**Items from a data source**

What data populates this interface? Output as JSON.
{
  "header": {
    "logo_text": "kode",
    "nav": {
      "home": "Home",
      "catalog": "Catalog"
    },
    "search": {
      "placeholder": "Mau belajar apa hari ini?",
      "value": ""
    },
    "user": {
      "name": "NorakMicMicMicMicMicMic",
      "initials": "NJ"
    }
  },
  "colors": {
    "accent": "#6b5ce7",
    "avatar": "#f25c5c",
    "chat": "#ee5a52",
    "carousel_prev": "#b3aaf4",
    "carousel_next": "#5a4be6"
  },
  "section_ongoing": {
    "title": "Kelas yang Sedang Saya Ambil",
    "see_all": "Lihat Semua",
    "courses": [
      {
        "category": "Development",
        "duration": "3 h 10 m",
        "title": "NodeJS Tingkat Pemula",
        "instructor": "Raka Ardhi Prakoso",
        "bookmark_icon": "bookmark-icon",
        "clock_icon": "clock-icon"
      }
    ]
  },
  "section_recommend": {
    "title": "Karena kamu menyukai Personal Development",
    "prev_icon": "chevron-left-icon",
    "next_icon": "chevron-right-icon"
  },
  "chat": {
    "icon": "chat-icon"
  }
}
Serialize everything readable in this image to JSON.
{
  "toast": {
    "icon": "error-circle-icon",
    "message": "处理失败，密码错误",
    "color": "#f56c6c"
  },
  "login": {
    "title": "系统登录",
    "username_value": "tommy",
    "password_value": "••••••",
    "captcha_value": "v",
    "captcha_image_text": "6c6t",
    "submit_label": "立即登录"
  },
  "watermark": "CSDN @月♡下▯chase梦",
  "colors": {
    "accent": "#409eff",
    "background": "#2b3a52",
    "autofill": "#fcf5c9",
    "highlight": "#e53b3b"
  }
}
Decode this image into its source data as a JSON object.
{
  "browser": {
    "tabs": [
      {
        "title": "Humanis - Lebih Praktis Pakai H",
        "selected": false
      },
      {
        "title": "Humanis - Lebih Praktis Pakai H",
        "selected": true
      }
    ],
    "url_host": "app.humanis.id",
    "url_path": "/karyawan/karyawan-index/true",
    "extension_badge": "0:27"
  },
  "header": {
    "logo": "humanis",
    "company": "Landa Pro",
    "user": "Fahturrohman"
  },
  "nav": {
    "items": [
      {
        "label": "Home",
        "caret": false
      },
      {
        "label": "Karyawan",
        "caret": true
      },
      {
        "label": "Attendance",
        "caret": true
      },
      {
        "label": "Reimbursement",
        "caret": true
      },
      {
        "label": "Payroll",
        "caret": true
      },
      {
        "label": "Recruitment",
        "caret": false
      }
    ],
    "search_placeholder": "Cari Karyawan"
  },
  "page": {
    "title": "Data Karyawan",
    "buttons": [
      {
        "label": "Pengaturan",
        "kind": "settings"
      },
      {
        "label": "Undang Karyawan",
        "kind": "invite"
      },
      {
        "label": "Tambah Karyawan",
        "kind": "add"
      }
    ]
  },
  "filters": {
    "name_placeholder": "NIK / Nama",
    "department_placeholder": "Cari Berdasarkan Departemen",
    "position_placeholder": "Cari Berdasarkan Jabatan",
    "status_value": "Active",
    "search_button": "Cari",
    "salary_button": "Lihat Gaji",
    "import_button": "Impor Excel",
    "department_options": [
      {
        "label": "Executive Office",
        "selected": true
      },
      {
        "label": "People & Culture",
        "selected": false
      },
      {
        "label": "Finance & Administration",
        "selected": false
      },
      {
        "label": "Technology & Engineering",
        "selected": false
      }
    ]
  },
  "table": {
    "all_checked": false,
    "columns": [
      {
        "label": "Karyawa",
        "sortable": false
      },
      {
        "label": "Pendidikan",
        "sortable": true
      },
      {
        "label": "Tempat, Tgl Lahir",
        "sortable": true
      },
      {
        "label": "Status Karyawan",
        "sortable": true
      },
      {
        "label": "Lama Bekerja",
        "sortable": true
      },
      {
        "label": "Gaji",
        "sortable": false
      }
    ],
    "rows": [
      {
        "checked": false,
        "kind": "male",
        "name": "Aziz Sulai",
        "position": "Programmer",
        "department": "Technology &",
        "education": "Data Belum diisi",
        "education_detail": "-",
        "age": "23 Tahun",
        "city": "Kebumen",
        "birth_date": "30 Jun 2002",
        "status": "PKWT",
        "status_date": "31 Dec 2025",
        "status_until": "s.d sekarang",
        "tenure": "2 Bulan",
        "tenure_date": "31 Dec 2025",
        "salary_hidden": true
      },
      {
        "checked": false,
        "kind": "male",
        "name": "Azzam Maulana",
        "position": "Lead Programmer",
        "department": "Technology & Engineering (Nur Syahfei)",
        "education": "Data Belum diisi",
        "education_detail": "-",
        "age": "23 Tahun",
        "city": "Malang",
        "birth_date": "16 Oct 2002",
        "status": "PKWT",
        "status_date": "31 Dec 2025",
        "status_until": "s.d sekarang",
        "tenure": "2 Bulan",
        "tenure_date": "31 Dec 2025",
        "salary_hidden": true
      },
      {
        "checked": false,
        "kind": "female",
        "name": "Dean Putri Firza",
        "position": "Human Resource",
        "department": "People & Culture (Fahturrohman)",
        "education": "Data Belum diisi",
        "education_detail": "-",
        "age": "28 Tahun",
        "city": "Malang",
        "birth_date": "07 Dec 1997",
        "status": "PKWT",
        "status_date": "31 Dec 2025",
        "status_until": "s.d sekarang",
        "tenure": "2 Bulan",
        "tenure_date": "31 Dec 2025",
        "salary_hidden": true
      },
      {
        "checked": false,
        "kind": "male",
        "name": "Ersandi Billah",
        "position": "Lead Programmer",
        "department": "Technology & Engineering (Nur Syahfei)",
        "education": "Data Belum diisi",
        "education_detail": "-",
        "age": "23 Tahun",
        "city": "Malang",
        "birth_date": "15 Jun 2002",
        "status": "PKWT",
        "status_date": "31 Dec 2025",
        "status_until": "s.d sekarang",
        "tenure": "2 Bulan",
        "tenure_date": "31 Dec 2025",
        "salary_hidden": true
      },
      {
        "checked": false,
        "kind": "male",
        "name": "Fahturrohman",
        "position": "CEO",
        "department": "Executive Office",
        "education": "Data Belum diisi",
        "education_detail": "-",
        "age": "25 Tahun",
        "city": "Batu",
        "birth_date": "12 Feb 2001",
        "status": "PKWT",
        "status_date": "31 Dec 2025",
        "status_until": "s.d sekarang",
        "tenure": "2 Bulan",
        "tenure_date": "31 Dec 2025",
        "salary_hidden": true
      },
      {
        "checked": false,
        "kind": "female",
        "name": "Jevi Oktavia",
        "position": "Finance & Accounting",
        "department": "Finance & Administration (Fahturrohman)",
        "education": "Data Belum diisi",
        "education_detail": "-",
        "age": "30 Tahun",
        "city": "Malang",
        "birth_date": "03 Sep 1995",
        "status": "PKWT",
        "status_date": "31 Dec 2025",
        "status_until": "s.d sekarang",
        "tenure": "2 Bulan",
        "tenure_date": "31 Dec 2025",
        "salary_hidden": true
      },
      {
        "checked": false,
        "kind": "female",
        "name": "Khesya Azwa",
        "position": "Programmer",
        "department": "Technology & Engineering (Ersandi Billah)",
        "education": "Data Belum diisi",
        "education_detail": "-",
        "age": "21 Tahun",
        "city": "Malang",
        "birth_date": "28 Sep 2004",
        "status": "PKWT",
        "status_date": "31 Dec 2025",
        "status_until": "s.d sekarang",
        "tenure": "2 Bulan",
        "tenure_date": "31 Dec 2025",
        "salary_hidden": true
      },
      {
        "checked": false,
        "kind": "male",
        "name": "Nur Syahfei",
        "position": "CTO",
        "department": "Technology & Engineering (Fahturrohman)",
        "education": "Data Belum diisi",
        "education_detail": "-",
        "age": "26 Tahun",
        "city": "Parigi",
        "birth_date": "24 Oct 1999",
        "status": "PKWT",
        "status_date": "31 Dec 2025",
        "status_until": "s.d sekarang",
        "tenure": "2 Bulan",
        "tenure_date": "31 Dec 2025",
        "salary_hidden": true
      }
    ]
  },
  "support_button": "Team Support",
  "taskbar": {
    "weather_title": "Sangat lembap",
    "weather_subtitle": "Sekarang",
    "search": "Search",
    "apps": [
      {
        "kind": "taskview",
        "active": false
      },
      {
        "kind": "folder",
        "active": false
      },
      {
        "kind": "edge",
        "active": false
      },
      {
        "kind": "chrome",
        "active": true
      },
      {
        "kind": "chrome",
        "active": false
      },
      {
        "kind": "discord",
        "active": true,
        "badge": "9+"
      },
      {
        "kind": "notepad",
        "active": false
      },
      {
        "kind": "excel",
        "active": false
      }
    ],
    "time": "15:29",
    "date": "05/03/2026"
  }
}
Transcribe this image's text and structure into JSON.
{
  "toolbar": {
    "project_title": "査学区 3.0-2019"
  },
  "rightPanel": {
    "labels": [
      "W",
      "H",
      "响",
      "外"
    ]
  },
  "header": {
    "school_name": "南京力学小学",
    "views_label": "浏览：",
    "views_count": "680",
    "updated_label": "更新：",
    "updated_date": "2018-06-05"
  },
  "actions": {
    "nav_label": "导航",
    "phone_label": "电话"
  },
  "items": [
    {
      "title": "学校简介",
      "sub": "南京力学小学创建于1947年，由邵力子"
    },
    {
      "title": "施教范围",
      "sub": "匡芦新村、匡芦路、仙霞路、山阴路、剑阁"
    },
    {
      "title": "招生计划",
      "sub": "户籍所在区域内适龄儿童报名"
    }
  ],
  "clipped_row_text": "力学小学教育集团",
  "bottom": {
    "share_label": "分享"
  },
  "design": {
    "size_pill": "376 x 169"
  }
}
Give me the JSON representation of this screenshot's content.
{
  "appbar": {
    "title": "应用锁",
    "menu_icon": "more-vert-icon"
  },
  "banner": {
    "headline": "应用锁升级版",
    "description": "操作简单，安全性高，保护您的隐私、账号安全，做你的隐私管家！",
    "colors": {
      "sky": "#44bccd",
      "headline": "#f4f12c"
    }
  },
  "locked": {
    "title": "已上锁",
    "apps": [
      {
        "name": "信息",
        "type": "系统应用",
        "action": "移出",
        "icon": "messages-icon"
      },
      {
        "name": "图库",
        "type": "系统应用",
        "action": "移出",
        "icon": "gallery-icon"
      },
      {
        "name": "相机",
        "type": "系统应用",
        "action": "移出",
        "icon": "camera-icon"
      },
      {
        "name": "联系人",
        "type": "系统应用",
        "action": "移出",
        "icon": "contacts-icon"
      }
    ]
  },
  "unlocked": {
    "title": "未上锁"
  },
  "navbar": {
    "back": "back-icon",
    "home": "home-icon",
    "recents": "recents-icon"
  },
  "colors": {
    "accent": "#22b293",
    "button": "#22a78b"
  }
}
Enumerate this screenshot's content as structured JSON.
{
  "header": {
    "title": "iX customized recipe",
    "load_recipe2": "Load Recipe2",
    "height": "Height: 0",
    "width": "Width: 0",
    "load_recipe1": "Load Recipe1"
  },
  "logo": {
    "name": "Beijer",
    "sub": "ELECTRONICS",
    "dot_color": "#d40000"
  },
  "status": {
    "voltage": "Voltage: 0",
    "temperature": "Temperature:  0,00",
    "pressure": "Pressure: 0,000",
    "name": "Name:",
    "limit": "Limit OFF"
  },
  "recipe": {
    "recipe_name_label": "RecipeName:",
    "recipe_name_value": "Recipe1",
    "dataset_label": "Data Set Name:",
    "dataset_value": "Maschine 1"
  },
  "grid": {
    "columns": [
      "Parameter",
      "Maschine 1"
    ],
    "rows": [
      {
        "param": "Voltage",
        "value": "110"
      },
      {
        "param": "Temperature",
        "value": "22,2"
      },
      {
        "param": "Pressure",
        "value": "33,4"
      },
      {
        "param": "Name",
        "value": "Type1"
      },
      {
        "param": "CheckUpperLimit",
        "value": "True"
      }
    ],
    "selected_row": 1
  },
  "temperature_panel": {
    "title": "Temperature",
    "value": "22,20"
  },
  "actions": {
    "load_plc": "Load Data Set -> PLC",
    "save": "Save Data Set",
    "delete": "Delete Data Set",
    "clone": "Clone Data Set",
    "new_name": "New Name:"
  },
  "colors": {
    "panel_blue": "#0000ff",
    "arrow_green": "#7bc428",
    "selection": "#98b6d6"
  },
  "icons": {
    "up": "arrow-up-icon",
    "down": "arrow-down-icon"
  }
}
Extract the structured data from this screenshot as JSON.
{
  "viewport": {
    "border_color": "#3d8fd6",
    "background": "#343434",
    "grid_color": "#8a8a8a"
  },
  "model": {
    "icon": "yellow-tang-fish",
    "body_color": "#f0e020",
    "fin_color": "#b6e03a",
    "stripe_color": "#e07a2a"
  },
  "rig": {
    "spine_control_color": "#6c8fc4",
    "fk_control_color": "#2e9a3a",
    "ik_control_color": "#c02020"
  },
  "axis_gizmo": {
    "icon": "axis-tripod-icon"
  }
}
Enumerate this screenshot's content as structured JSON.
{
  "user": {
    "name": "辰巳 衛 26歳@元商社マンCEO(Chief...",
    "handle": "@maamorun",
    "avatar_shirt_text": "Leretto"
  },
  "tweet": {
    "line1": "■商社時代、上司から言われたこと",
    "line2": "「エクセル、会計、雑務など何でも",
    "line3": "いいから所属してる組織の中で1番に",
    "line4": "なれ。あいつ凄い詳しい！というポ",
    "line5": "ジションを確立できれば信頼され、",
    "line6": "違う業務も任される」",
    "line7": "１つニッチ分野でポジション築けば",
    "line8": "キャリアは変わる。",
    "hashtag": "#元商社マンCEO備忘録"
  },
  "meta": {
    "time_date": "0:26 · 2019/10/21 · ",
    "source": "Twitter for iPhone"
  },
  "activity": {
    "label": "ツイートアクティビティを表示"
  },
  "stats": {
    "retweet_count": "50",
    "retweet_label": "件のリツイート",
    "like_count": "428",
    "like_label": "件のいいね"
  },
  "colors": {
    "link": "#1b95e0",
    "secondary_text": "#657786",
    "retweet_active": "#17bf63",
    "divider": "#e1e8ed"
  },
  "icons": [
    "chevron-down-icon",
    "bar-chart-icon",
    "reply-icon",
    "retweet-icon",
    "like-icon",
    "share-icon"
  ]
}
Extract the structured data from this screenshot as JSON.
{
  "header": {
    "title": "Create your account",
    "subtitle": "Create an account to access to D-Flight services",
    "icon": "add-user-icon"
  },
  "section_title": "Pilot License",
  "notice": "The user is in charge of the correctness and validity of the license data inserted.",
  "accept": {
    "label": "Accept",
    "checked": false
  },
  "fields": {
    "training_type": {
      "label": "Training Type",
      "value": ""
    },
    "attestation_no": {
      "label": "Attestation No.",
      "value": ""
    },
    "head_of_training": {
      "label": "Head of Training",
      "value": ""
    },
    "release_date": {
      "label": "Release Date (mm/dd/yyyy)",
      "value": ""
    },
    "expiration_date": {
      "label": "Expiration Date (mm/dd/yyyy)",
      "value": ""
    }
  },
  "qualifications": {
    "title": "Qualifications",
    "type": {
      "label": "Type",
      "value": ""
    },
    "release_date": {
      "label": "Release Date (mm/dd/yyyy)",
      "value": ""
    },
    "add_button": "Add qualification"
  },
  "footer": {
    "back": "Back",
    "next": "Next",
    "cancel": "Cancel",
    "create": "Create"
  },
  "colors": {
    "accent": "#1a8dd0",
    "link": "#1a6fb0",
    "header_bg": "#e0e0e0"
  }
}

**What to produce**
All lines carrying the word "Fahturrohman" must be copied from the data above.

**Result of the exercise**
    "user": "Fahturrohman"
        "department": "People & Culture (Fahturrohman)",
        "name": "Fahturrohman",
        "department": "Finance & Administration (Fahturrohman)",
        "department": "Technology & Engineering (Fahturrohman)",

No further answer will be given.